Objective: The aim of this study was to analyze the physiologic demand of pedaling on an electrically assisted bicycle to test its potential as an alternative method to perform exercise.
Design: Twenty participants (ten trained vs. ten untrained in endurance) novice in the electrically assisted bicycle performed the same cycling protocol composed of nine 5-min submaximal cycling periods without electrical support (NO), with a light support (S1), or with a high support (S4). The cycling conditions were tested at two different imposed speeds (16 and 21 km·hr(-1)) and one freely chosen speed (mean [SD], 18.1 [0.7] km·h(-1)).
Results: Mean power output, intensity, and energy expenditure were significantly lowered by the use of an electrical support, in similar proportions between the groups.

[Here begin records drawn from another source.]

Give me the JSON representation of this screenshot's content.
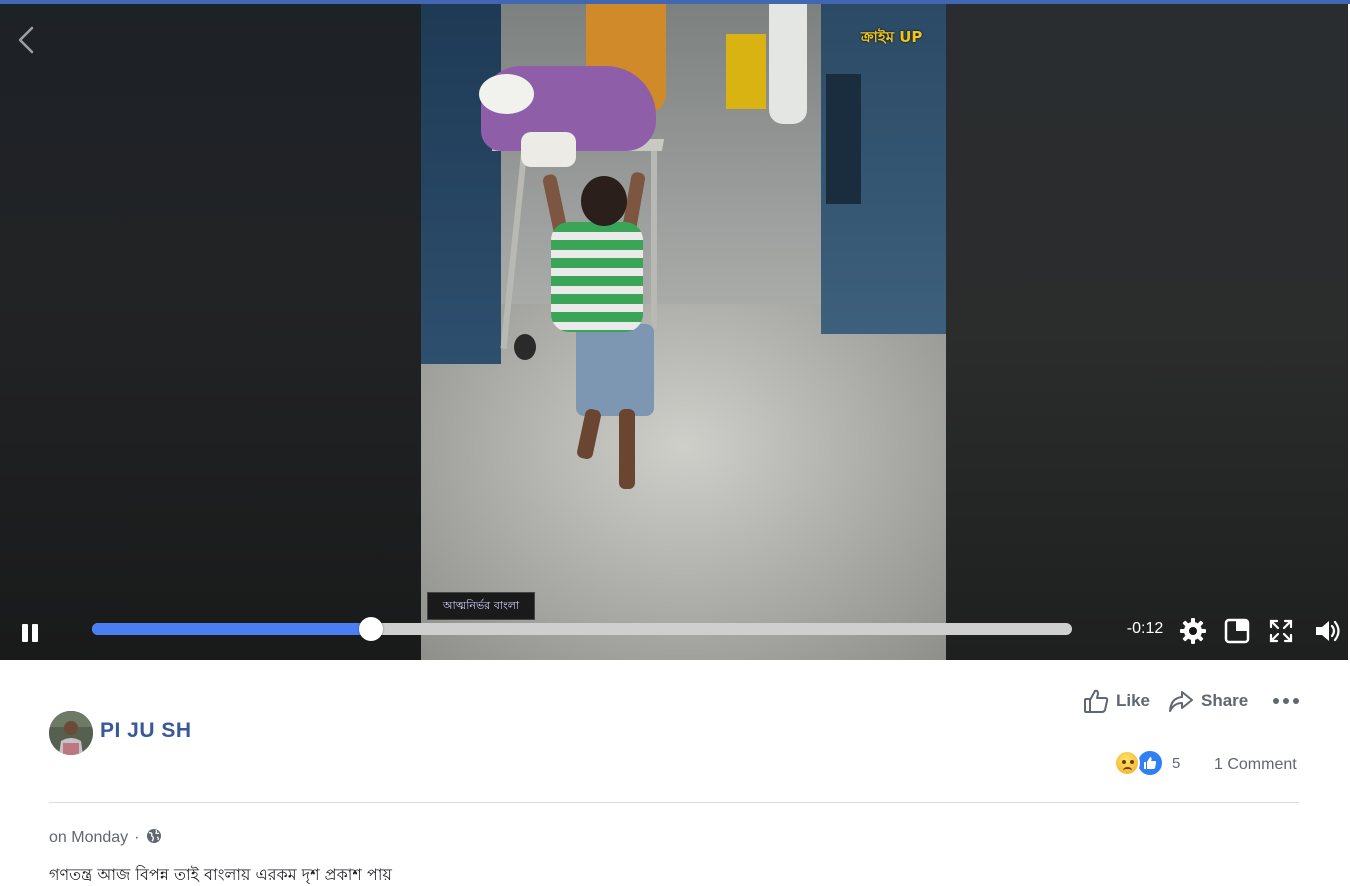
{
  "player": {
    "channel_logo": "ক্রাইম UP",
    "caption_overlay": "আত্মনির্ভর বাংলা",
    "progress": 0.285,
    "time_remaining": "-0:12",
    "accent_color": "#4b7ef2",
    "icons": [
      "back-arrow-icon",
      "pause-icon",
      "settings-gear-icon",
      "picture-in-picture-icon",
      "fullscreen-icon",
      "volume-icon"
    ]
  },
  "post": {
    "author_name": "PI JU SH",
    "actions": {
      "like_label": "Like",
      "share_label": "Share"
    },
    "reactions": {
      "types": [
        "sad",
        "like"
      ],
      "count": "5"
    },
    "comments_label": "1 Comment",
    "timestamp": "on Monday",
    "separator": "·",
    "privacy_icon": "globe-icon",
    "caption": "গণতন্ত্র আজ বিপন্ন তাই বাংলায় এরকম দৃশ প্রকাশ পায়",
    "link_color": "#385898"
  }
}
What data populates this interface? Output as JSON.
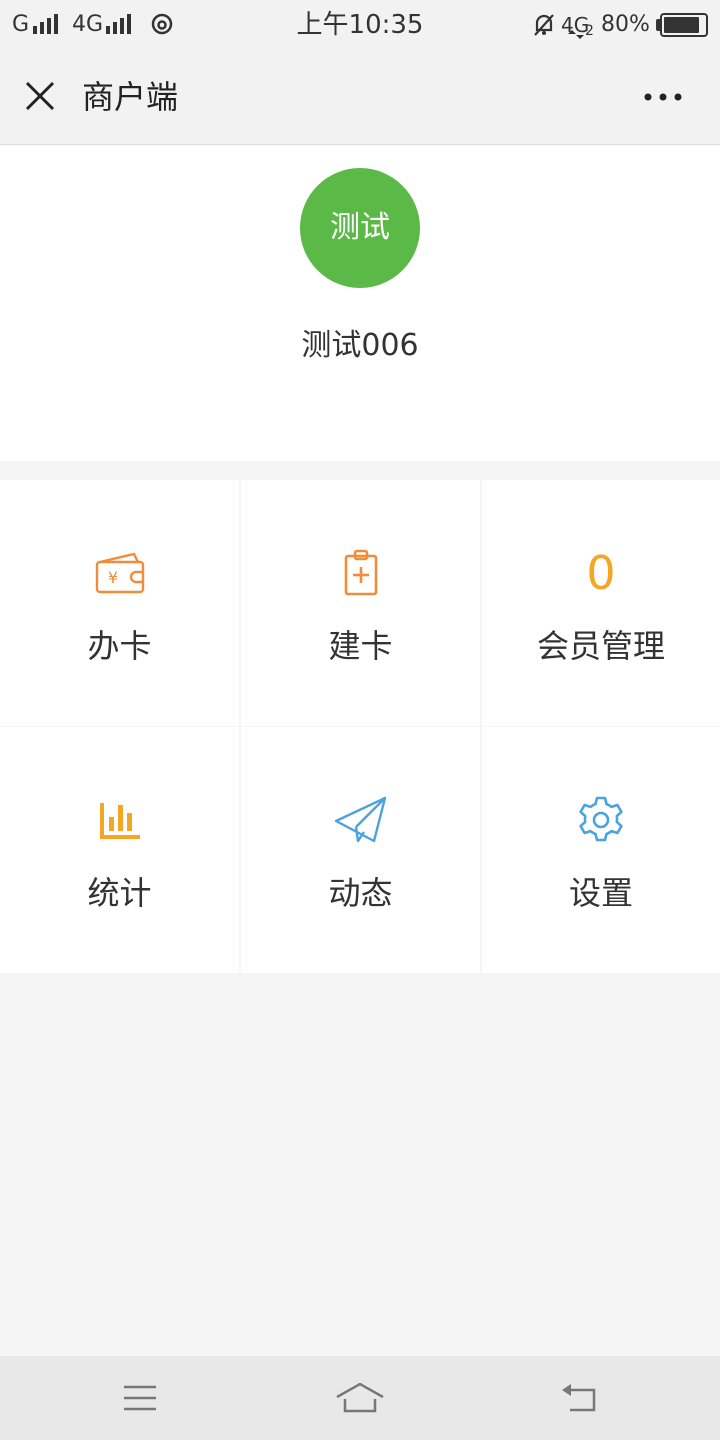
{
  "status_bar": {
    "carrier1": "G",
    "carrier2": "4G",
    "time": "上午10:35",
    "network": "4G",
    "network_sub": "2",
    "battery": "80%",
    "battery_level": 0.8
  },
  "nav": {
    "title": "商户端",
    "close_icon": "close-icon",
    "more_icon": "more-icon"
  },
  "profile": {
    "avatar_text": "测试",
    "name": "测试006",
    "avatar_color": "#5bb947"
  },
  "grid": {
    "items": [
      {
        "label": "办卡",
        "icon": "wallet-icon",
        "color": "#f08c3a"
      },
      {
        "label": "建卡",
        "icon": "clipboard-add-icon",
        "color": "#f08c3a"
      },
      {
        "label": "会员管理",
        "count": "0",
        "color": "#f5a623"
      },
      {
        "label": "统计",
        "icon": "bar-chart-icon",
        "color": "#f5a623"
      },
      {
        "label": "动态",
        "icon": "paper-plane-icon",
        "color": "#4aa3df"
      },
      {
        "label": "设置",
        "icon": "gear-icon",
        "color": "#4aa3df"
      }
    ]
  },
  "system_nav": {
    "menu_icon": "menu-icon",
    "home_icon": "home-icon",
    "back_icon": "back-icon"
  }
}
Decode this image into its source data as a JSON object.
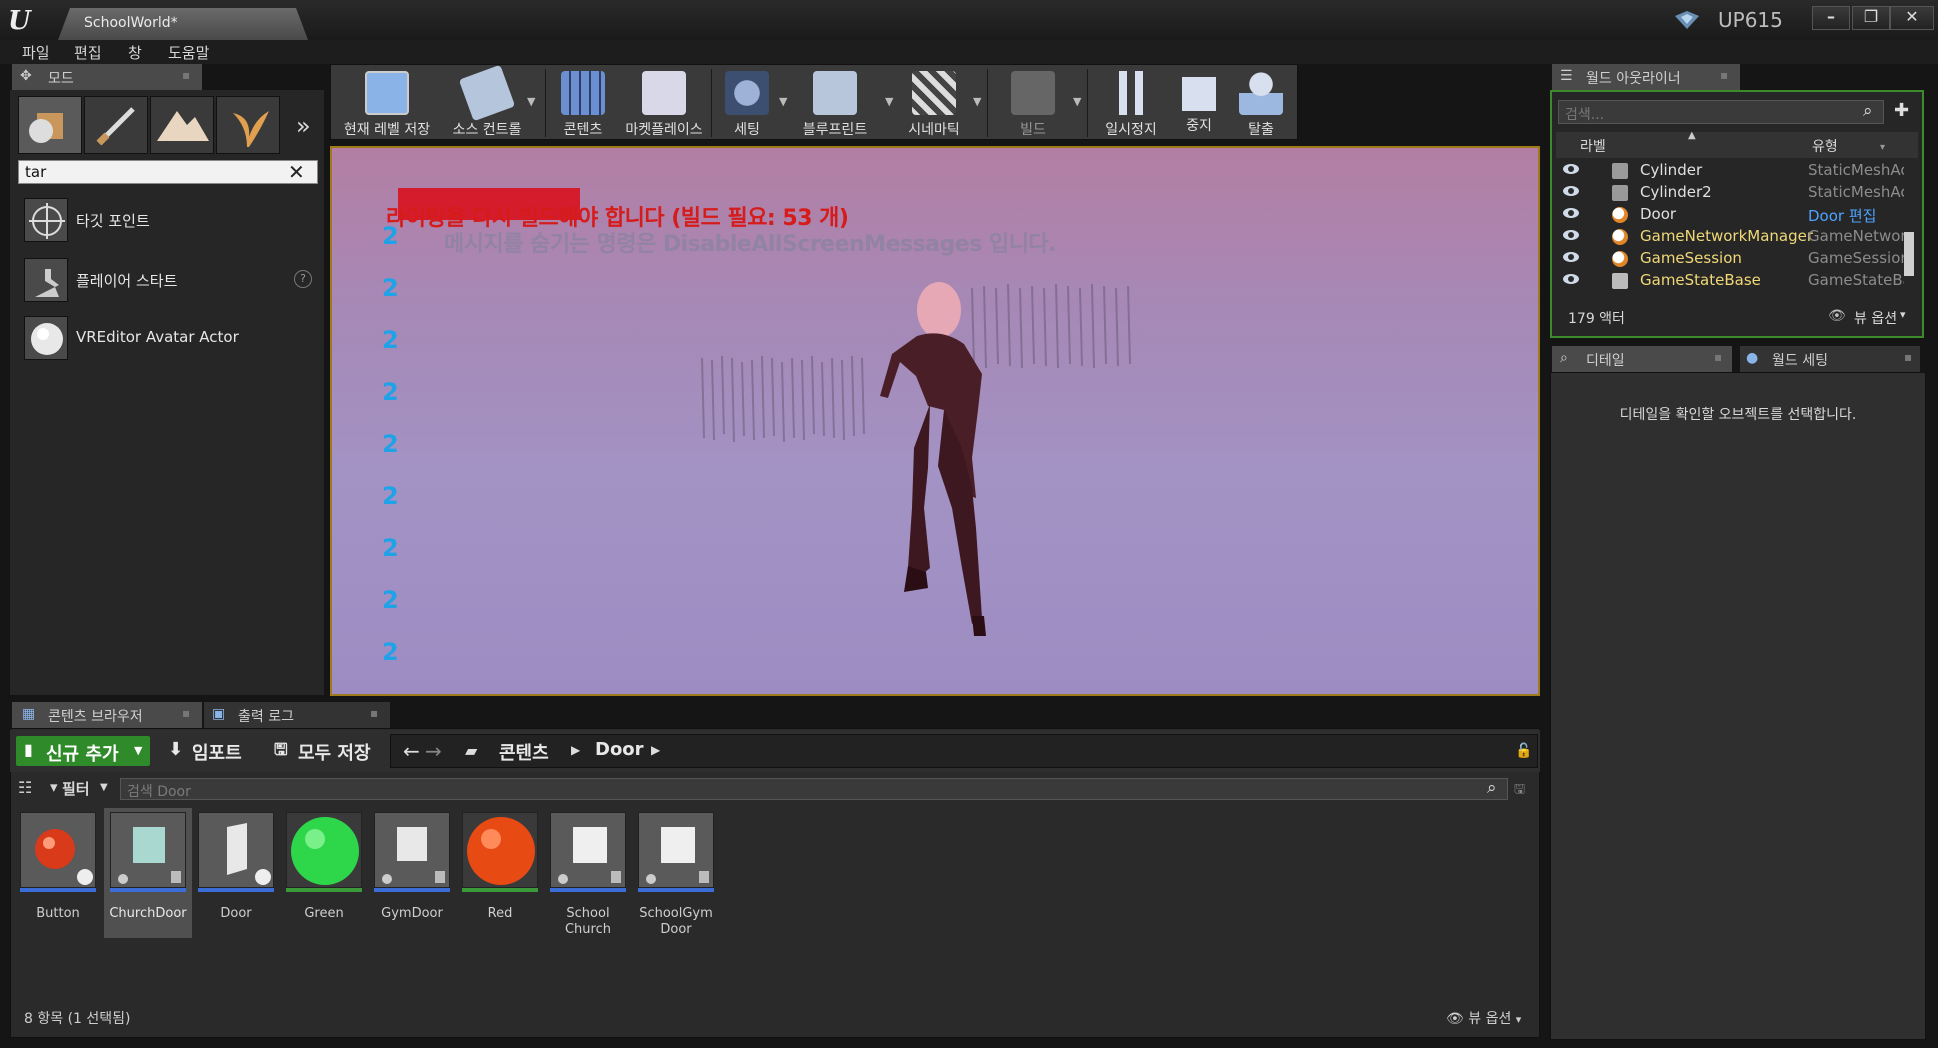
{
  "window": {
    "doc_tab": "SchoolWorld*",
    "project": "UP615",
    "min": "–",
    "max": "❐",
    "close": "✕"
  },
  "menu": [
    "파일",
    "편집",
    "창",
    "도움말"
  ],
  "modes": {
    "tab": "모드",
    "search_value": "tar",
    "results": [
      {
        "label": "타깃 포인트"
      },
      {
        "label": "플레이어 스타트"
      },
      {
        "label": "VREditor Avatar Actor"
      }
    ]
  },
  "toolbar": {
    "buttons": [
      {
        "label": "현재 레벨 저장"
      },
      {
        "label": "소스 컨트롤"
      },
      {
        "label": "콘텐츠"
      },
      {
        "label": "마켓플레이스"
      },
      {
        "label": "세팅"
      },
      {
        "label": "블루프린트"
      },
      {
        "label": "시네마틱"
      },
      {
        "label": "빌드"
      },
      {
        "label": "일시정지"
      },
      {
        "label": "중지"
      },
      {
        "label": "탈출"
      }
    ]
  },
  "viewport": {
    "message_error": "라이팅을 다시 빌드해야 합니다 (빌드 필요: 53 개)",
    "message_hint": "메시지를 숨기는 명령은 DisableAllScreenMessages 입니다.",
    "debug_numbers": [
      "2",
      "2",
      "2",
      "2",
      "2",
      "2",
      "2",
      "2",
      "2"
    ]
  },
  "outliner": {
    "tab": "월드 아웃라이너",
    "search_placeholder": "검색...",
    "col_label": "라벨",
    "col_type": "유형",
    "rows": [
      {
        "name": "Cylinder",
        "type": "StaticMeshAc"
      },
      {
        "name": "Cylinder2",
        "type": "StaticMeshAc"
      },
      {
        "name": "Door",
        "type": "Door 편집"
      },
      {
        "name": "GameNetworkManager",
        "type": "GameNetwork"
      },
      {
        "name": "GameSession",
        "type": "GameSession"
      },
      {
        "name": "GameStateBase",
        "type": "GameStateBa"
      }
    ],
    "actor_count": "179 액터",
    "view_options": "뷰 옵션"
  },
  "details": {
    "tab": "디테일",
    "tab2": "월드 세팅",
    "empty_text": "디테일을 확인할 오브젝트를 선택합니다."
  },
  "content_browser": {
    "tab": "콘텐츠 브라우저",
    "tab2": "출력 로그",
    "add_new": "신규 추가",
    "import": "임포트",
    "save_all": "모두 저장",
    "path_root": "콘텐츠",
    "path_current": "Door",
    "filter": "필터",
    "search_placeholder": "검색 Door",
    "assets": [
      {
        "label": "Button"
      },
      {
        "label": "ChurchDoor"
      },
      {
        "label": "Door"
      },
      {
        "label": "Green"
      },
      {
        "label": "GymDoor"
      },
      {
        "label": "Red"
      },
      {
        "label": "School Church"
      },
      {
        "label": "SchoolGym Door"
      }
    ],
    "status": "8 항목 (1 선택됨)",
    "view_options": "뷰 옵션"
  },
  "colors": {
    "accent_green": "#2f8a29",
    "viewport_border": "#a07a1a",
    "error_red": "#d61b1b",
    "debug_blue": "#1fa2e8"
  }
}
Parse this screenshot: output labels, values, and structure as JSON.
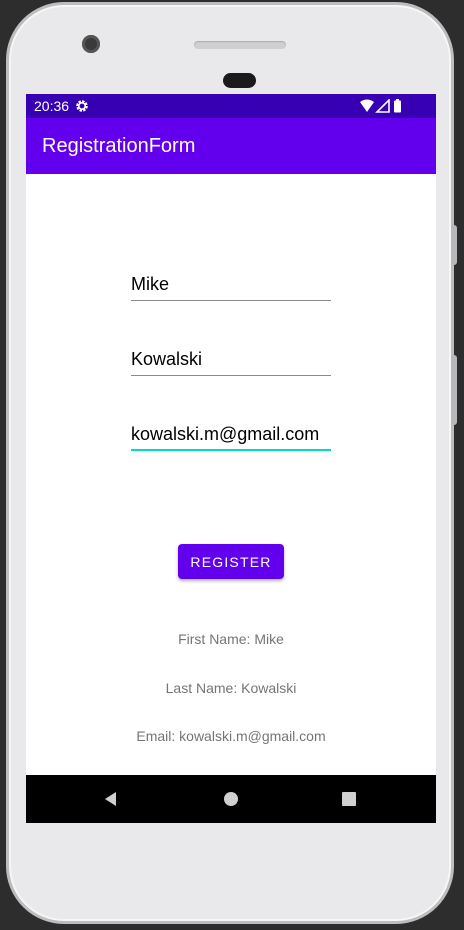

For all subjects, the intensity of the electrically assisted bicycle in all measured conditions (S1 or S4) was sufficiently high to achieve the standards for moderate-intensity health-enhancing physical activity for adults (>3 metabolic equivalents). However, a vigorous intensity (>6 metabolic equivalents) was reached with the NO and S1 supports in the untrained group whatever the cycling speed and only at 21 km·hr(-1) with the light support (S1) in the endurance-trained group.
Conclusions: By reducing the perceived sensation of effort while maintaining a sufficiently high energy expenditure, the electrically assisted bicycle has a great potential to promote physical activity in industrialized societies.